Web page and app entries
******

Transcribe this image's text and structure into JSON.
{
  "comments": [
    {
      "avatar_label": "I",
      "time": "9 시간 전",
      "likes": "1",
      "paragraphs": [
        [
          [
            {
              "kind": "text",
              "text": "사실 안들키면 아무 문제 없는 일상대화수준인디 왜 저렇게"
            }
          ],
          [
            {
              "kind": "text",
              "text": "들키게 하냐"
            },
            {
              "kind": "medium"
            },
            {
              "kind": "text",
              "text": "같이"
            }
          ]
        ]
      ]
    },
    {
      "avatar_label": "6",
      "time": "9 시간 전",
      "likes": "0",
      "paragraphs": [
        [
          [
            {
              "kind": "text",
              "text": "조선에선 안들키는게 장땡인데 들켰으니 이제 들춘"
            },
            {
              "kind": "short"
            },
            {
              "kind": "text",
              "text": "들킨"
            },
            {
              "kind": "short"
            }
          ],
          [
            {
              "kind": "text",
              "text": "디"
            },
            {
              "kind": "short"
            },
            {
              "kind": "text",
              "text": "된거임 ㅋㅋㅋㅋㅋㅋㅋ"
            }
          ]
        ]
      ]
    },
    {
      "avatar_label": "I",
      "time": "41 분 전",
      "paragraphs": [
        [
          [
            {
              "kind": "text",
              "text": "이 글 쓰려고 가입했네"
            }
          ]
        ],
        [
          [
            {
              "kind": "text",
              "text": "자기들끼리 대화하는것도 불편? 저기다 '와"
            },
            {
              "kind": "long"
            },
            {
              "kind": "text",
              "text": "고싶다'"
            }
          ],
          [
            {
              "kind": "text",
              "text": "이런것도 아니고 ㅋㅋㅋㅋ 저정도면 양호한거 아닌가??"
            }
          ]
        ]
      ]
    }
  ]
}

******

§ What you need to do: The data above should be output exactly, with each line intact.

§ Solution for this exercise:
Transcribe this image's text and structure into JSON.
{
  "comments": [
    {
      "avatar_label": "I",
      "time": "9 시간 전",
      "likes": "1",
      "paragraphs": [
        [
          [
            {
              "kind": "text",
              "text": "사실 안들키면 아무 문제 없는 일상대화수준인디 왜 저렇게"
            }
          ],
          [
            {
              "kind": "text",
              "text": "들키게 하냐"
            },
            {
              "kind": "medium"
            },
            {
              "kind": "text",
              "text": "같이"
            }
          ]
        ]
      ]
    },
    {
      "avatar_label": "6",
      "time": "9 시간 전",
      "likes": "0",
      "paragraphs": [
        [
          [
            {
              "kind": "text",
              "text": "조선에선 안들키는게 장땡인데 들켰으니 이제 들춘"
            },
            {
              "kind": "short"
            },
            {
              "kind": "text",
              "text": "들킨"
            },
            {
              "kind": "short"
            }
          ],
          [
            {
              "kind": "text",
              "text": "디"
            },
            {
              "kind": "short"
            },
            {
              "kind": "text",
              "text": "된거임 ㅋㅋㅋㅋㅋㅋㅋ"
            }
          ]
        ]
      ]
    },
    {
      "avatar_label": "I",
      "time": "41 분 전",
      "paragraphs": [
        [
          [
            {
              "kind": "text",
              "text": "이 글 쓰려고 가입했네"
            }
          ]
        ],
        [
          [
            {
              "kind": "text",
              "text": "자기들끼리 대화하는것도 불편? 저기다 '와"
            },
            {
              "kind": "long"
            },
            {
              "kind": "text",
              "text": "고싶다'"
            }
          ],
          [
            {
              "kind": "text",
              "text": "이런것도 아니고 ㅋㅋㅋㅋ 저정도면 양호한거 아닌가??"
            }
          ]
        ]
      ]
    }
  ]
}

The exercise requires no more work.